Dataset rows for apps and sites:
####################

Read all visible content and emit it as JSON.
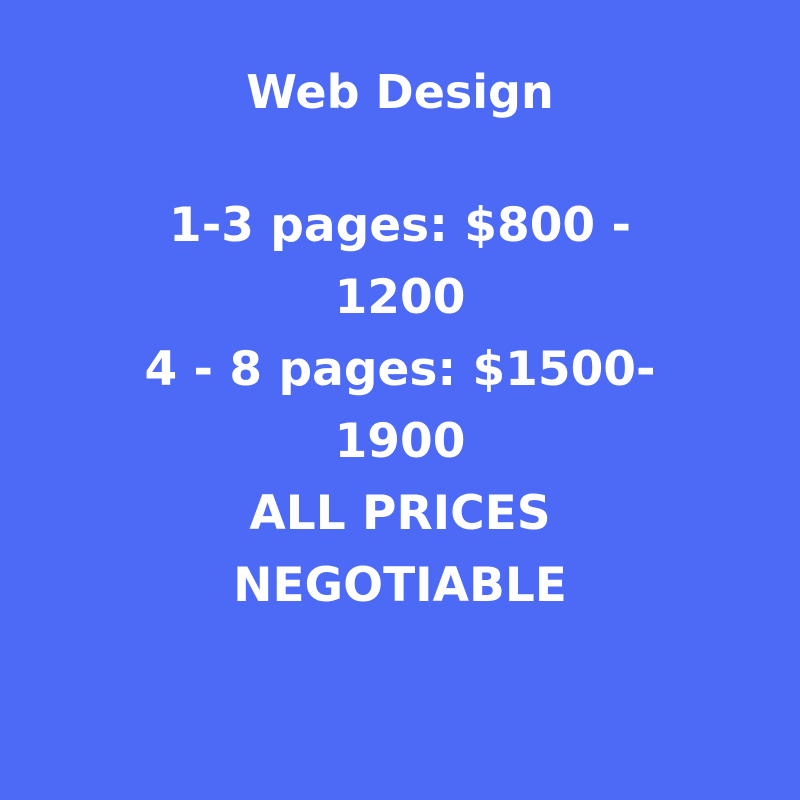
{
  "background_color": "#4c6af5",
  "text_color": "#ffffff",
  "title": "Web Design",
  "lines": [
    "1-3 pages: $800 -",
    "1200",
    "4 - 8 pages: $1500-",
    "1900",
    "ALL PRICES",
    "NEGOTIABLE"
  ]
}
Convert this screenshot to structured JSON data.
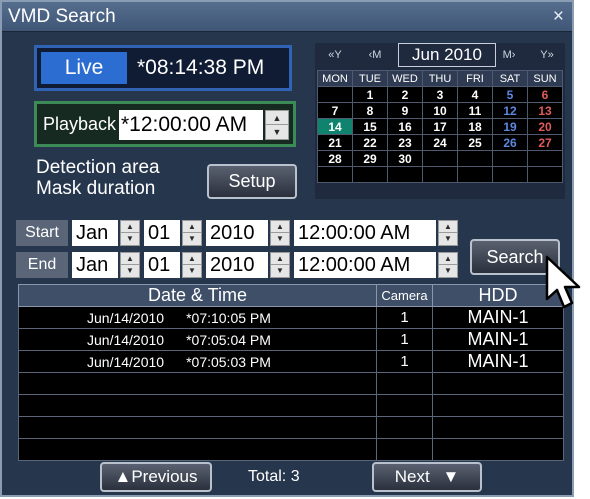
{
  "window": {
    "title": "VMD Search",
    "close": "×"
  },
  "live": {
    "label": "Live",
    "time": "*08:14:38 PM"
  },
  "playback": {
    "label": "Playback",
    "time": "*12:00:00 AM"
  },
  "detection": {
    "line1": "Detection area",
    "line2": "Mask duration",
    "setup_label": "Setup"
  },
  "calendar": {
    "prev_year": "«Y",
    "prev_month": "‹M",
    "month_year": "Jun 2010",
    "next_month": "M›",
    "next_year": "Y»",
    "weekdays": [
      "MON",
      "TUE",
      "WED",
      "THU",
      "FRI",
      "SAT",
      "SUN"
    ],
    "weeks": [
      [
        "",
        "1",
        "2",
        "3",
        "4",
        "5",
        "6"
      ],
      [
        "7",
        "8",
        "9",
        "10",
        "11",
        "12",
        "13"
      ],
      [
        "14",
        "15",
        "16",
        "17",
        "18",
        "19",
        "20"
      ],
      [
        "21",
        "22",
        "23",
        "24",
        "25",
        "26",
        "27"
      ],
      [
        "28",
        "29",
        "30",
        "",
        "",
        "",
        ""
      ],
      [
        "",
        "",
        "",
        "",
        "",
        "",
        ""
      ]
    ],
    "selected_day": "14"
  },
  "start": {
    "label": "Start",
    "month": "Jan",
    "day": "01",
    "year": "2010",
    "time": "12:00:00 AM"
  },
  "end": {
    "label": "End",
    "month": "Jan",
    "day": "01",
    "year": "2010",
    "time": "12:00:00 AM"
  },
  "search_label": "Search",
  "results": {
    "headers": {
      "datetime": "Date & Time",
      "camera": "Camera",
      "hdd": "HDD"
    },
    "rows": [
      {
        "date": "Jun/14/2010",
        "time": "*07:10:05 PM",
        "camera": "1",
        "hdd": "MAIN-1"
      },
      {
        "date": "Jun/14/2010",
        "time": "*07:05:04 PM",
        "camera": "1",
        "hdd": "MAIN-1"
      },
      {
        "date": "Jun/14/2010",
        "time": "*07:05:03 PM",
        "camera": "1",
        "hdd": "MAIN-1"
      }
    ]
  },
  "footer": {
    "previous_label": "Previous",
    "total_label": "Total:",
    "total_value": "3",
    "next_label": "Next"
  },
  "colors": {
    "window_bg": "#26364d",
    "live_accent": "#2c6dd2",
    "playback_border": "#3c8a55",
    "selected_day": "#10836f"
  }
}
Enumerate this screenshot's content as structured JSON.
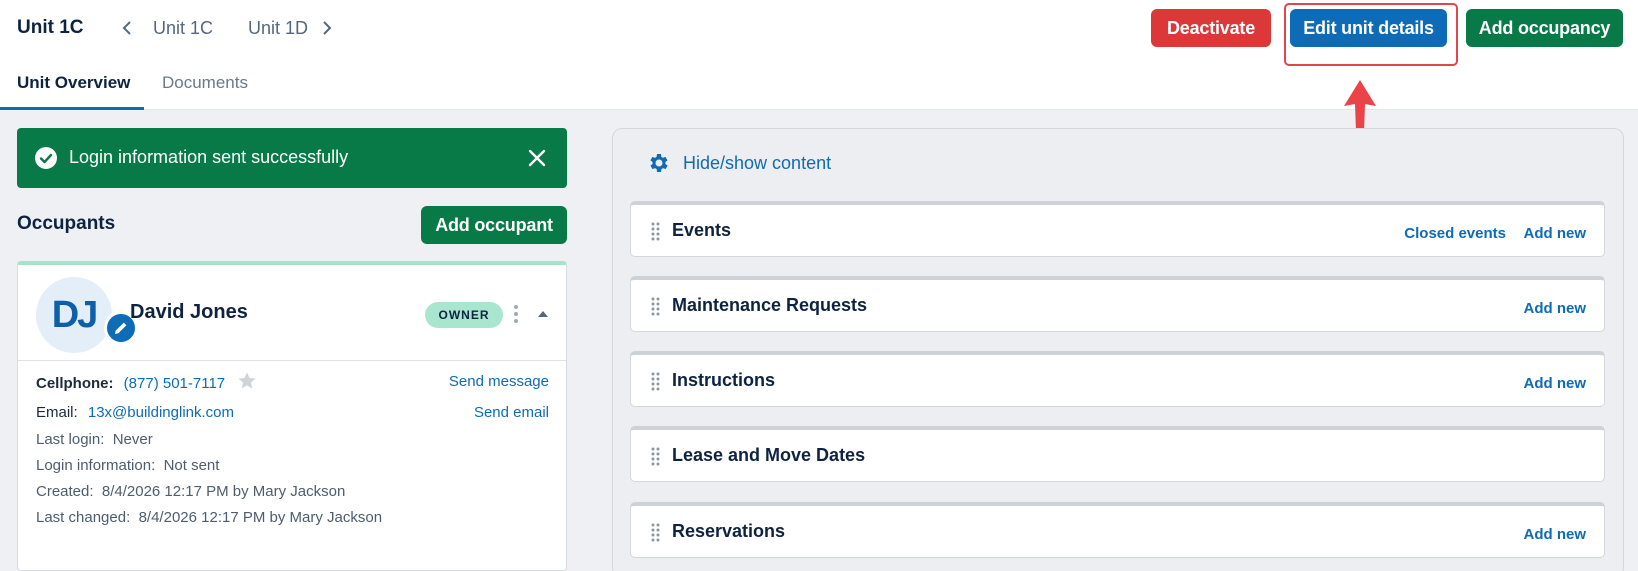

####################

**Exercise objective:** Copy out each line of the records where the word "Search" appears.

**Output for this task:**
    "title": "VMD Search",
  "search_label": "Search",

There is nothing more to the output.